#### Given entries:

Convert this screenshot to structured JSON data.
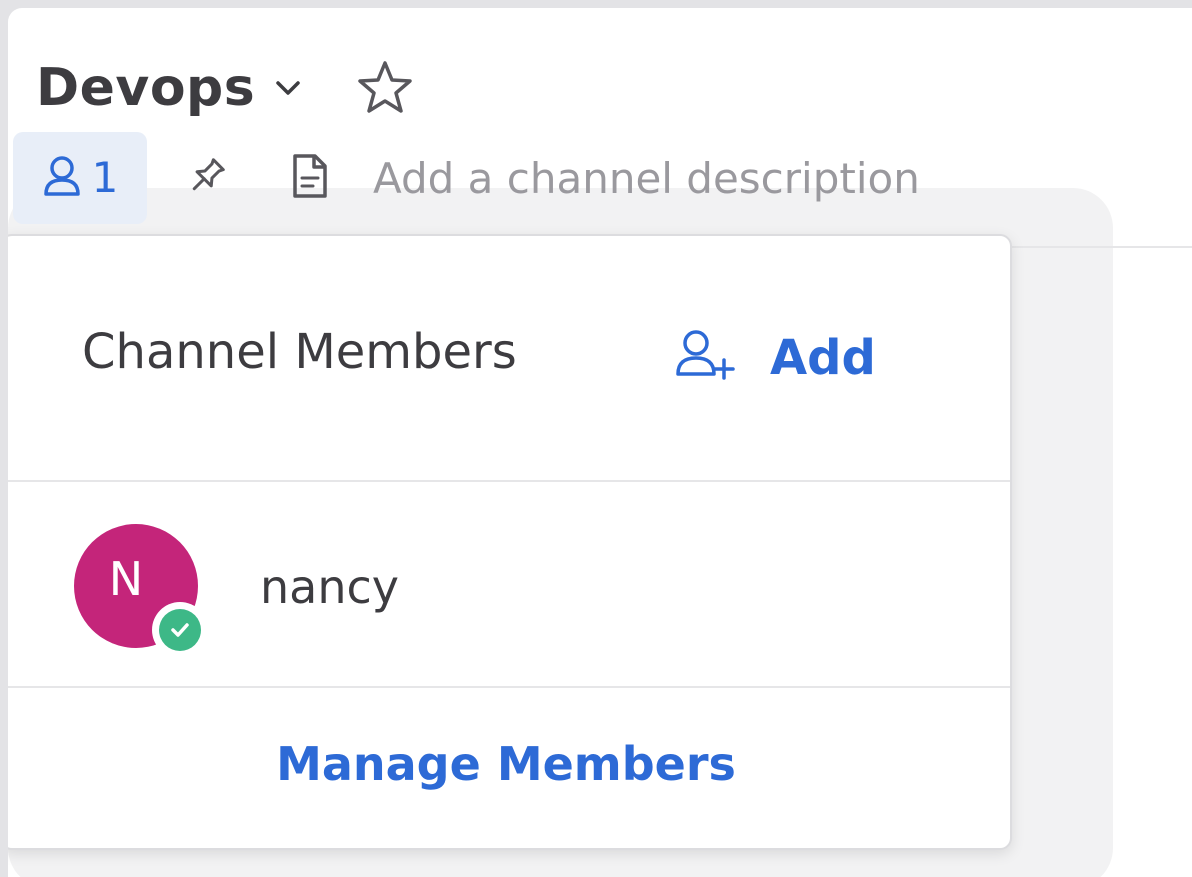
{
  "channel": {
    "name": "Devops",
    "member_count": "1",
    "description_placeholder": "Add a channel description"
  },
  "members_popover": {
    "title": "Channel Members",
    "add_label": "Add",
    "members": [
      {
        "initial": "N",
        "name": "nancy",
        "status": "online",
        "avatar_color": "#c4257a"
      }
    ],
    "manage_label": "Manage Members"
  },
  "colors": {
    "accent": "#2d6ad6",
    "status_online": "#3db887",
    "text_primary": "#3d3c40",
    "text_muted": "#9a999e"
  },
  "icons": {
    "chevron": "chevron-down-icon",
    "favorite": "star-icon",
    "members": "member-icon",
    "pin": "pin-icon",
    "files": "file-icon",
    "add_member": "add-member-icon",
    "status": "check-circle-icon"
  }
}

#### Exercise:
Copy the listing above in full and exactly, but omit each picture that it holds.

#### Solution for this task:
Convert this screenshot to structured JSON data.
{
  "channel": {
    "name": "Devops",
    "member_count": "1",
    "description_placeholder": "Add a channel description"
  },
  "members_popover": {
    "title": "Channel Members",
    "add_label": "Add",
    "members": [
      {
        "initial": "N",
        "name": "nancy",
        "status": "online",
        "avatar_color": "#c4257a"
      }
    ],
    "manage_label": "Manage Members"
  },
  "colors": {
    "accent": "#2d6ad6",
    "status_online": "#3db887",
    "text_primary": "#3d3c40",
    "text_muted": "#9a999e"
  },
  "icons": {
    "chevron": "chevron-down-icon",
    "favorite": "star-icon",
    "members": "member-icon",
    "pin": "pin-icon",
    "files": "file-icon",
    "add_member": "add-member-icon",
    "status": "check-circle-icon"
  }
}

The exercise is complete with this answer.